Hannah fears that after she gives birth, she will bind Samuel to her. However, she understands that she must liberate him in preparation for a greater mission and for bringing the kingdom to the People of Israel. The coat that she sewed is the epitome and the highest and noblest expression of this liberation. While sewing it, she also frees herself from maternal possessiveness. She sewed a kingdom for her son, since it is Samuel who will enthrone King David and build a kingdom in Israel.

On Rosh Hashanah, we must liberate ourselves in order to connect to the work of God and the work of prayer. We must build a kingdom for ourselves. We must be kings and queens so that we can enthrone ourselves and become part of the great kingdom. This is a long and complex transformative process. It is a special synergy that forms between man who was created in God’s image and God, King of Kings. Reading the haftarah about the story of Hannah who sewed a kingdom helps us understand the concept of mission and kingdom, which is the main mitzvah of Rosh Hashanah in its deep spiritual meaning. 

On Rosh Hashanah, the shofar is sounded in three different ways: Malkuyot (kingdoms), Zichronot (memories), and Shofarot. Kingdoms are not received, they are structured. By means of the coat, Hannah structured Samuel’s process of preparation and maturation for receiving the kingdom.  Today, on the eve of Rosh Hashanah, the whole world is amazed by how 21st-century England continues to build the mental concept of royalty not only as a symbolic entity but as a real entity with the external physical trappings of royal attire, a cloak and a crown.

The world needs kings, coronations and kingdoms. Our collective farewell to Queen Elizabeth II and the coronation of her son King Charles III is a conscious process of building kingdoms in the profound spiritual sense of the word, which is part of today’s Rosh Hashanah mitzvot – building the kingdom of God.  This is the building of a kingdom within the context of democracy and freedom of choice. The citizens of England pay taxes to continue to preserve the monarchy because they need it and the world, which cooperates with what is going on in the palace, also needs it.

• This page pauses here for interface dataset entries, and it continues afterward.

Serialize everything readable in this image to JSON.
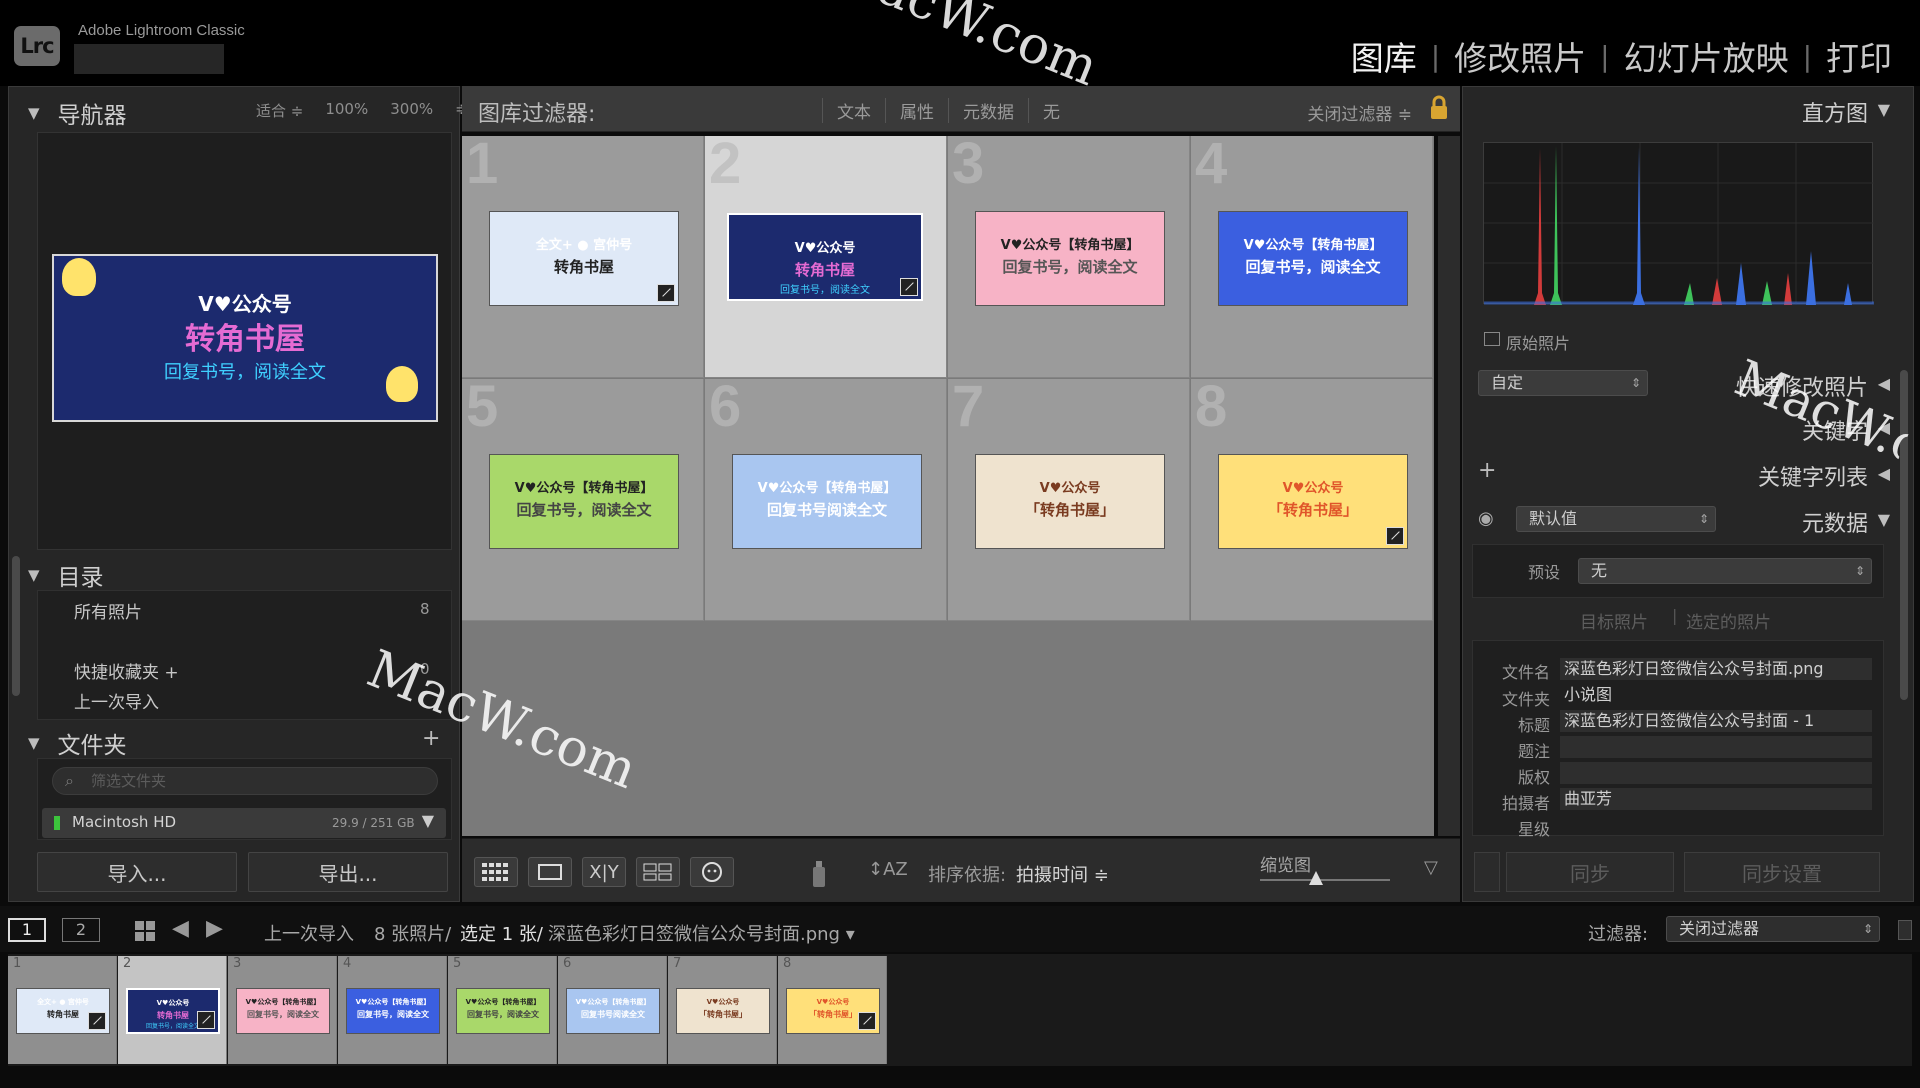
{
  "app": {
    "logo": "Lrc",
    "name": "Adobe Lightroom Classic",
    "modules": [
      {
        "label": "图库",
        "active": true
      },
      {
        "label": "修改照片",
        "active": false
      },
      {
        "label": "幻灯片放映",
        "active": false
      },
      {
        "label": "打印",
        "active": false
      }
    ]
  },
  "navigator": {
    "title": "导航器",
    "zoom": [
      "适合 ≑",
      "100%",
      "300%",
      "≑"
    ]
  },
  "catalog": {
    "title": "目录",
    "items": [
      {
        "label": "所有照片",
        "count": "8"
      },
      {
        "label": "快捷收藏夹 +",
        "count": "0"
      },
      {
        "label": "上一次导入",
        "count": ""
      }
    ]
  },
  "folders": {
    "title": "文件夹",
    "add": "+",
    "search_placeholder": "筛选文件夹",
    "volume": {
      "name": "Macintosh HD",
      "size": "29.9 / 251 GB"
    }
  },
  "buttons": {
    "import": "导入...",
    "export": "导出..."
  },
  "filter_bar": {
    "title": "图库过滤器:",
    "tabs": [
      "文本",
      "属性",
      "元数据",
      "无"
    ],
    "preset": "关闭过滤器 ≑"
  },
  "grid": {
    "cells": [
      {
        "num": "1",
        "selected": false,
        "edited": true,
        "bg": "#dfe9f7",
        "line1": "全文+ ● 宫仲号",
        "line2": "转角书屋",
        "line1_color": "#ffffff",
        "line2_color": "#222222"
      },
      {
        "num": "2",
        "selected": true,
        "edited": true,
        "bg": "#1c2a6e",
        "line1": "V♥公众号",
        "line2": "转角书屋",
        "line3": "回复书号，阅读全文",
        "line1_color": "#ffffff",
        "line2_color": "#e56bd3"
      },
      {
        "num": "3",
        "selected": false,
        "edited": false,
        "bg": "#f7b3c6",
        "line1": "V♥公众号【转角书屋】",
        "line2": "回复书号，阅读全文",
        "line1_color": "#222222",
        "line2_color": "#555555"
      },
      {
        "num": "4",
        "selected": false,
        "edited": false,
        "bg": "#3b5fe0",
        "line1": "V♥公众号【转角书屋】",
        "line2": "回复书号，阅读全文",
        "line1_color": "#ffffff",
        "line2_color": "#ffffff"
      },
      {
        "num": "5",
        "selected": false,
        "edited": false,
        "bg": "#a9d86a",
        "line1": "V♥公众号【转角书屋】",
        "line2": "回复书号，阅读全文",
        "line1_color": "#222222",
        "line2_color": "#444444"
      },
      {
        "num": "6",
        "selected": false,
        "edited": false,
        "bg": "#a9c6f0",
        "line1": "V♥公众号【转角书屋】",
        "line2": "回复书号阅读全文",
        "line1_color": "#ffffff",
        "line2_color": "#ffffff"
      },
      {
        "num": "7",
        "selected": false,
        "edited": false,
        "bg": "#efe3cf",
        "line1": "V♥公众号",
        "line2": "「转角书屋」",
        "line1_color": "#7a3b20",
        "line2_color": "#7a3b20"
      },
      {
        "num": "8",
        "selected": false,
        "edited": true,
        "bg": "#ffe07a",
        "line1": "V♥公众号",
        "line2": "「转角书屋」",
        "line1_color": "#e0552a",
        "line2_color": "#e0552a"
      }
    ]
  },
  "toolbar": {
    "sort_label": "排序依据:",
    "sort_value": "拍摄时间 ≑",
    "thumb_label": "缩览图"
  },
  "histogram": {
    "title": "直方图",
    "original_photo": "原始照片"
  },
  "right": {
    "quick_develop_preset": "自定",
    "quick_develop": "快速修改照片",
    "keywording": "关键字",
    "keyword_list": "关键字列表",
    "metadata_preset": "默认值",
    "metadata": "元数据",
    "preset_label": "预设",
    "preset_value": "无",
    "target_photo": "目标照片",
    "selected_photos": "选定的照片",
    "fields": [
      {
        "label": "文件名",
        "value": "深蓝色彩灯日签微信公众号封面.png"
      },
      {
        "label": "文件夹",
        "value": "小说图"
      },
      {
        "label": "标题",
        "value": "深蓝色彩灯日签微信公众号封面 - 1"
      },
      {
        "label": "题注",
        "value": ""
      },
      {
        "label": "版权",
        "value": ""
      },
      {
        "label": "拍摄者",
        "value": "曲亚芳"
      },
      {
        "label": "星级",
        "value": ""
      }
    ],
    "sync": "同步",
    "sync_settings": "同步设置"
  },
  "filmstrip": {
    "screen1": "1",
    "screen2": "2",
    "source": "上一次导入",
    "count": "8 张照片/",
    "selected": "选定 1 张/",
    "filename": "深蓝色彩灯日签微信公众号封面.png ▾",
    "filter_label": "过滤器:",
    "filter_value": "关闭过滤器"
  },
  "watermarks": [
    "MacW.com",
    "MacW.com",
    "MacW.c"
  ],
  "colors": {
    "accent_selected": "#d6d6d6",
    "panel": "#262626",
    "grid": "#9b9b9b"
  }
}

When we read the haftara on the first day of Rosh Hashanah, we remember that we all need a spiritual mythological mother, an artistic poet like Samuel’s mother Hannah, who will sew us a coat of vision and royalty and show us our path and our mission in this world towards emancipation and royalty, and will be a source of strength and inspiration for us to worship God out of love. May we all have a wonderful year, a year in which we fulfill our mission to create a better world replete with love and giving. With the blowing of Malkuyot (kingdoms) on the shofar, may we succeed in building a better world with a common cosmic good of baseless love, justice and peace.